§ **Task statement**
Every entry that follows is to be duplicated exactly.
-------
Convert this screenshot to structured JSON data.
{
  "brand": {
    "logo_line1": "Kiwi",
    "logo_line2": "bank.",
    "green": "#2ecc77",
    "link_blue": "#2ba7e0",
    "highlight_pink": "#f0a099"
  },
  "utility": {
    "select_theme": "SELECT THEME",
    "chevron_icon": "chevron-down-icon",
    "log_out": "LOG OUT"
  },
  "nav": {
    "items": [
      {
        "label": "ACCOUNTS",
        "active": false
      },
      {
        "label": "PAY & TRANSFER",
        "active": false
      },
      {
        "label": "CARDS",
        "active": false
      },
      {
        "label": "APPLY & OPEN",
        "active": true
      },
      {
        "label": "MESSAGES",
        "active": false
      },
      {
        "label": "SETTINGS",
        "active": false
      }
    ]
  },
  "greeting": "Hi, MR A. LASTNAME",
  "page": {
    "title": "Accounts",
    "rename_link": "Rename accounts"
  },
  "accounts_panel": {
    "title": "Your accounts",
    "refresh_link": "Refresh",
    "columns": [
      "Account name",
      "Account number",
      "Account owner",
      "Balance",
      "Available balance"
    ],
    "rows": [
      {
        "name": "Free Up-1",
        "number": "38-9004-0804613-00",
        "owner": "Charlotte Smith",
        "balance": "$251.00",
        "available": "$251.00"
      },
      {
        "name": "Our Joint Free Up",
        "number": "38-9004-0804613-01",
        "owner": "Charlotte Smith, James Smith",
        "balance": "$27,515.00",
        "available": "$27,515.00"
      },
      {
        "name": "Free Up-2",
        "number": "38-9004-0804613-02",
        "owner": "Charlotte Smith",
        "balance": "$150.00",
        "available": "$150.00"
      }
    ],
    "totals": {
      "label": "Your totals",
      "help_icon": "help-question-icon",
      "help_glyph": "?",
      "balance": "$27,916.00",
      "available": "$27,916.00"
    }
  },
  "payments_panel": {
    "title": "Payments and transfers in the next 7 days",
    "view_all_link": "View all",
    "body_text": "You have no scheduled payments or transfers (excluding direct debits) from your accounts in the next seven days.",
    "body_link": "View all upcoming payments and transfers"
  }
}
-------
§ **Answer area**
Convert this screenshot to structured JSON data.
{
  "brand": {
    "logo_line1": "Kiwi",
    "logo_line2": "bank.",
    "green": "#2ecc77",
    "link_blue": "#2ba7e0",
    "highlight_pink": "#f0a099"
  },
  "utility": {
    "select_theme": "SELECT THEME",
    "chevron_icon": "chevron-down-icon",
    "log_out": "LOG OUT"
  },
  "nav": {
    "items": [
      {
        "label": "ACCOUNTS",
        "active": false
      },
      {
        "label": "PAY & TRANSFER",
        "active": false
      },
      {
        "label": "CARDS",
        "active": false
      },
      {
        "label": "APPLY & OPEN",
        "active": true
      },
      {
        "label": "MESSAGES",
        "active": false
      },
      {
        "label": "SETTINGS",
        "active": false
      }
    ]
  },
  "greeting": "Hi, MR A. LASTNAME",
  "page": {
    "title": "Accounts",
    "rename_link": "Rename accounts"
  },
  "accounts_panel": {
    "title": "Your accounts",
    "refresh_link": "Refresh",
    "columns": [
      "Account name",
      "Account number",
      "Account owner",
      "Balance",
      "Available balance"
    ],
    "rows": [
      {
        "name": "Free Up-1",
        "number": "38-9004-0804613-00",
        "owner": "Charlotte Smith",
        "balance": "$251.00",
        "available": "$251.00"
      },
      {
        "name": "Our Joint Free Up",
        "number": "38-9004-0804613-01",
        "owner": "Charlotte Smith, James Smith",
        "balance": "$27,515.00",
        "available": "$27,515.00"
      },
      {
        "name": "Free Up-2",
        "number": "38-9004-0804613-02",
        "owner": "Charlotte Smith",
        "balance": "$150.00",
        "available": "$150.00"
      }
    ],
    "totals": {
      "label": "Your totals",
      "help_icon": "help-question-icon",
      "help_glyph": "?",
      "balance": "$27,916.00",
      "available": "$27,916.00"
    }
  },
  "payments_panel": {
    "title": "Payments and transfers in the next 7 days",
    "view_all_link": "View all",
    "body_text": "You have no scheduled payments or transfers (excluding direct debits) from your accounts in the next seven days.",
    "body_link": "View all upcoming payments and transfers"
  }
}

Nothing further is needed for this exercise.